Carbon monoxide (CO) is a serious risk to many homes around the country, especially during winter months. Because you can't detect carbon monoxide via taste, smell or colour, this poisonous gas can silently kill you while sleeping.
CO is produced in the home in many different ways, from blocked chimneys to heating appliances. Your home's heating system is particularly prone to producing CO. This happens if there isn't enough oxygen in the surrounding air to oxidise CO to CO2, or carbon dioxide.
There are several steps you can take to ensure that your furnace isn't responsible for producing CO while at home.
1. Don't block your vents
If your furnace is old, it may contain carbon deposits that can be oxidised to produce CO. Start by making sure that all the vents in the home aren't blocked by furniture, debris or any other items.
Blocked vents restrict proper airflow and prevent any carbon deposits from being fully oxidised to CO2. Blocked vents also result in the overworking of your furnace, which can cause the reverse effect of increasing CO in the home.
2. Keep your chimney clean
Chimneys are also another notorious source of carbon deposits. After heating your home, carbon can accumulate inside the chimney over time. This carbon tends to be partially oxidised to CO, which can enter the home and cause health risks.

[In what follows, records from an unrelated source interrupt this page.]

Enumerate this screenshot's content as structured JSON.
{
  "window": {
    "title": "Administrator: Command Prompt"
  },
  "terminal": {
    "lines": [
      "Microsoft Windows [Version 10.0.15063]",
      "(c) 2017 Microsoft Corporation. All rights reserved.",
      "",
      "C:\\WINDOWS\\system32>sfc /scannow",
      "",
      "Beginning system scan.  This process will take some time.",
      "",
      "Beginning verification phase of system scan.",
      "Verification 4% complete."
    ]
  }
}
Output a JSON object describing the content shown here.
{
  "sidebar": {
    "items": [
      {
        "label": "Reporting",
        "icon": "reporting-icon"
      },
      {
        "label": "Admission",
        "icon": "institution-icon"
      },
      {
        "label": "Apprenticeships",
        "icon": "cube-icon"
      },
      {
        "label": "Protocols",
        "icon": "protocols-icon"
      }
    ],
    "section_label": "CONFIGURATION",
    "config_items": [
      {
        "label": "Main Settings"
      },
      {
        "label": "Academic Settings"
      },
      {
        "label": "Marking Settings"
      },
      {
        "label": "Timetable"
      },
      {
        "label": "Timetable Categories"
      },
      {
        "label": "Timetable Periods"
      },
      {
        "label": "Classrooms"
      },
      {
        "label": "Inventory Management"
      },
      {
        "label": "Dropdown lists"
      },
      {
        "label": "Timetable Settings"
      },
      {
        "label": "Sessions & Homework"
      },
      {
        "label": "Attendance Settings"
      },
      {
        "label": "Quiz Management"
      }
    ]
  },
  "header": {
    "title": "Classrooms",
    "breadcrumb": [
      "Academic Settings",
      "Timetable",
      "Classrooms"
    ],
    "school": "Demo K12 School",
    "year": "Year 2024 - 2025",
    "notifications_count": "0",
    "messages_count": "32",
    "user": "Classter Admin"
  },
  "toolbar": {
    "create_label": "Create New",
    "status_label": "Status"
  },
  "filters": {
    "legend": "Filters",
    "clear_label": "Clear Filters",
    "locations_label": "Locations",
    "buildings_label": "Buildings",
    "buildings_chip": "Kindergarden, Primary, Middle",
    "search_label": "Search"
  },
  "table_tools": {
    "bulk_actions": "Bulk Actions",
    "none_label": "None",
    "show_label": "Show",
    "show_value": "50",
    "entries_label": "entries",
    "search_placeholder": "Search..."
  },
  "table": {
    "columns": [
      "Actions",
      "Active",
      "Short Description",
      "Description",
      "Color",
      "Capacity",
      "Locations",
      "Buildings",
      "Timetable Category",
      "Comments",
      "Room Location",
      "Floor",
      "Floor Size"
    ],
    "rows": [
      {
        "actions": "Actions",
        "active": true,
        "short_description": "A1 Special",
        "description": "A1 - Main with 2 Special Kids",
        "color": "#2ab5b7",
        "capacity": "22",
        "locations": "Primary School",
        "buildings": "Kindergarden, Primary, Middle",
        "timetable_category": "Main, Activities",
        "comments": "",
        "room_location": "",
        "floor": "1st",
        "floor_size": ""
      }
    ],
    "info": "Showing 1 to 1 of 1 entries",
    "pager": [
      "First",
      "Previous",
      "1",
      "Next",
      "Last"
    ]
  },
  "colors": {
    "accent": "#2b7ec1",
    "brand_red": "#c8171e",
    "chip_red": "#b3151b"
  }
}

Make sure your chimney is professionally cleaned to remove creosote, carbon deposits and other potentially harmful items from entering your home.
3. Invest in a carbon monoxide detecting device
Because CO can be difficult to detect, consider installing a detecting device in your home. These devices work much like smoke machines. They can be placed strategically around the home to keep track of CO levels so you can react accordingly.
Detectors can also uncover where your CO is likely coming from. For example, if you have a blocked vent in a particular room and the CO levels are higher, you'll know where the problem is coming.
4. Don't ignore your HVAC system
A dirty furnace can also cause CO to be emitted from the ductwork. You should ensure that your ducts are cleaned on a regular basis to remove any potential contaminants to your indoor air supply.
During duct cleaning, you should also have the maintenance staff inspect your HVAC system. The maintenance crew can inform you of any possible risk factors that may result in CO inside your home.
Contact a local gas heating service for more information on preventing carbon monoxide from being produced in your home.